“That includes not just the spike in hate crimes, but all sorts of other things,” Lalami recalled. “People who were immigrants from Arab and Muslim countries (I think the list was 26 countries) — had to register with INS. It was called a special registration program. That was for men. Then there was the spying by the NYPD on pretty much every Muslim in the New York area and that lasted several years. These are actions by the government, not just by random people throwing a brick in a Mosque. It was a combination of personal experiences and hate crimes, but also government sanctioned discriminatory practices.”
We are living in a time when young children are separated from their parents at the border and kept in cages. We are also living in a time, she points out, when Chinese Americans and Asian Americans are targets because of the coronavirus.
“It reminds me of the days after 9/11,” Lalami said. “People have reported being spat on, being accused of spreading Covid.”
Lalami writes about assimilation with real nuance and understanding. She was quick to point out the ugly history of assimilation here because of what happened with indigenous people. But even when assimilation is not forced, when people arrive and want to engage in American civic life, some aspects of culture are lost in the process.
We’ve all seen assimilation used a political hatchet brandished to gin up xenophobia, fear and hate. Those immigrants aren’t assimilated enough. They aren’t assimilating fast enough or even trying to assimilate.
“Basically, assimilation is something that is wielded as a cudgel and it is used as an accusation against people. You never hear about it when everything is going fine. Whenever there is a newer group that arrives, then suddenly there are questions about assimilation,” she said.
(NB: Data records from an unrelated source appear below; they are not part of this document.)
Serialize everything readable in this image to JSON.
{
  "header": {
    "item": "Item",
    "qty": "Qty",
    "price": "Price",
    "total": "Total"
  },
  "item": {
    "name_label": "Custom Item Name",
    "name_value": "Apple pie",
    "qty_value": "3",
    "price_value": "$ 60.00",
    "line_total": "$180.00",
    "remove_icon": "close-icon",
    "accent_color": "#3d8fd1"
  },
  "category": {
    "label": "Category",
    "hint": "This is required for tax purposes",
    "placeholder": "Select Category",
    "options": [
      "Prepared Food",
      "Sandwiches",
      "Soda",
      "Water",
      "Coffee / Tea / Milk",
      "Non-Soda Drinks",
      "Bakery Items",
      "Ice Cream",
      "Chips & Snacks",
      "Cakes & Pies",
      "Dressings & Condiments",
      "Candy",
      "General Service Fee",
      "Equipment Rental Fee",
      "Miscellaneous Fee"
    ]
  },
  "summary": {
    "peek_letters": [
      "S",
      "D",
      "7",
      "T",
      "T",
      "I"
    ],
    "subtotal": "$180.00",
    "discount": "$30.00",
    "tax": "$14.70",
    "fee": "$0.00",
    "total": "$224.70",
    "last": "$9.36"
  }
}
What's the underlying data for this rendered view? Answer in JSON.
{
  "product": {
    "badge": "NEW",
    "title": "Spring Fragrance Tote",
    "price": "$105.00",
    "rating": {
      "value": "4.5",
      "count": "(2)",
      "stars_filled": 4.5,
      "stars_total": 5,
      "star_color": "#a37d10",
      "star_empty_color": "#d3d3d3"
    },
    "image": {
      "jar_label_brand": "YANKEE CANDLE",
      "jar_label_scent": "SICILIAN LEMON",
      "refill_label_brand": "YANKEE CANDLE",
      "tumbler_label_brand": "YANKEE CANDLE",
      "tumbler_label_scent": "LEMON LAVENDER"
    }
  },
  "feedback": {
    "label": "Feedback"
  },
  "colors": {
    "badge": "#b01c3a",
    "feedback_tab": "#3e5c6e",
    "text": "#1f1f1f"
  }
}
Pittsburgh Arts and Lectures is hosting a virtual event with Laila Lalami on Monday, October 26th.